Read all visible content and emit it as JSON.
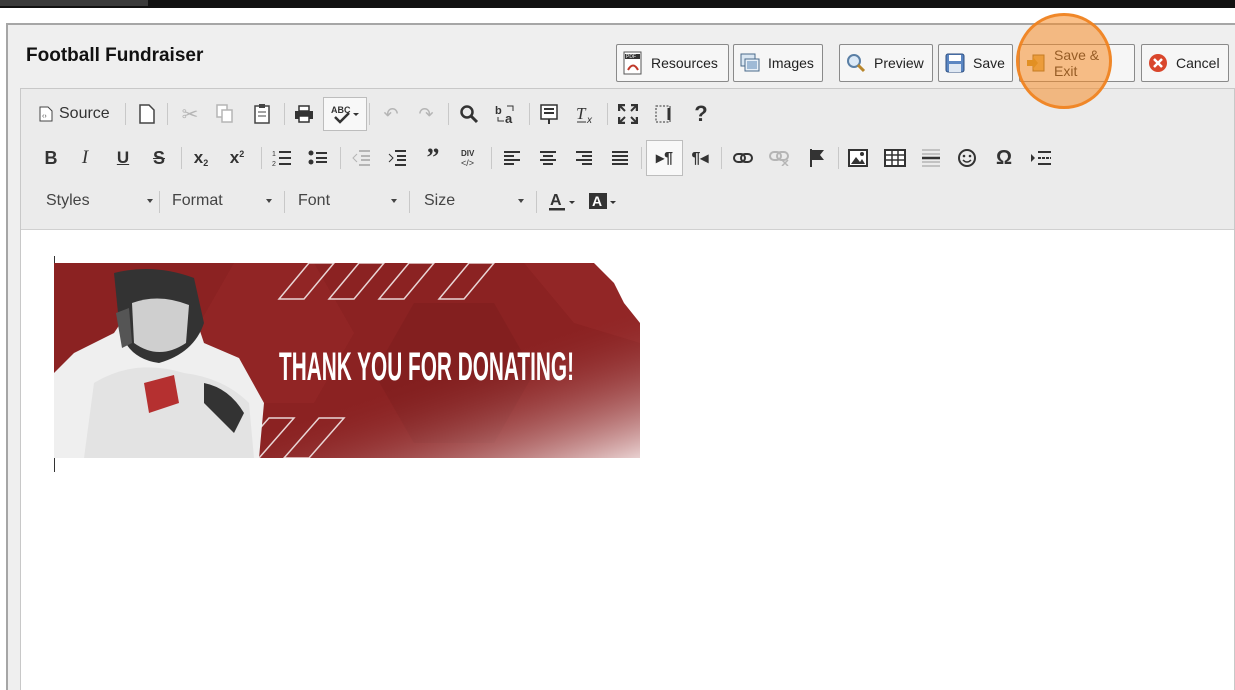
{
  "page": {
    "title": "Football Fundraiser"
  },
  "actions": {
    "resources": "Resources",
    "images": "Images",
    "preview": "Preview",
    "save": "Save",
    "save_exit": "Save & Exit",
    "cancel": "Cancel"
  },
  "toolbar": {
    "source": "Source",
    "styles": "Styles",
    "format": "Format",
    "font": "Font",
    "size": "Size"
  },
  "banner": {
    "text": "THANK YOU FOR DONATING!",
    "accent": "#8b2222"
  },
  "colors": {
    "highlight": "#f58c28",
    "cancel_icon": "#d9462b"
  }
}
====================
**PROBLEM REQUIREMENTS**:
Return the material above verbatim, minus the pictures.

**SOLUTION BELOW**:
Read all visible content and emit it as JSON.
{
  "page": {
    "title": "Football Fundraiser"
  },
  "actions": {
    "resources": "Resources",
    "images": "Images",
    "preview": "Preview",
    "save": "Save",
    "save_exit": "Save & Exit",
    "cancel": "Cancel"
  },
  "toolbar": {
    "source": "Source",
    "styles": "Styles",
    "format": "Format",
    "font": "Font",
    "size": "Size"
  },
  "banner": {
    "text": "THANK YOU FOR DONATING!",
    "accent": "#8b2222"
  },
  "colors": {
    "highlight": "#f58c28",
    "cancel_icon": "#d9462b"
  }
}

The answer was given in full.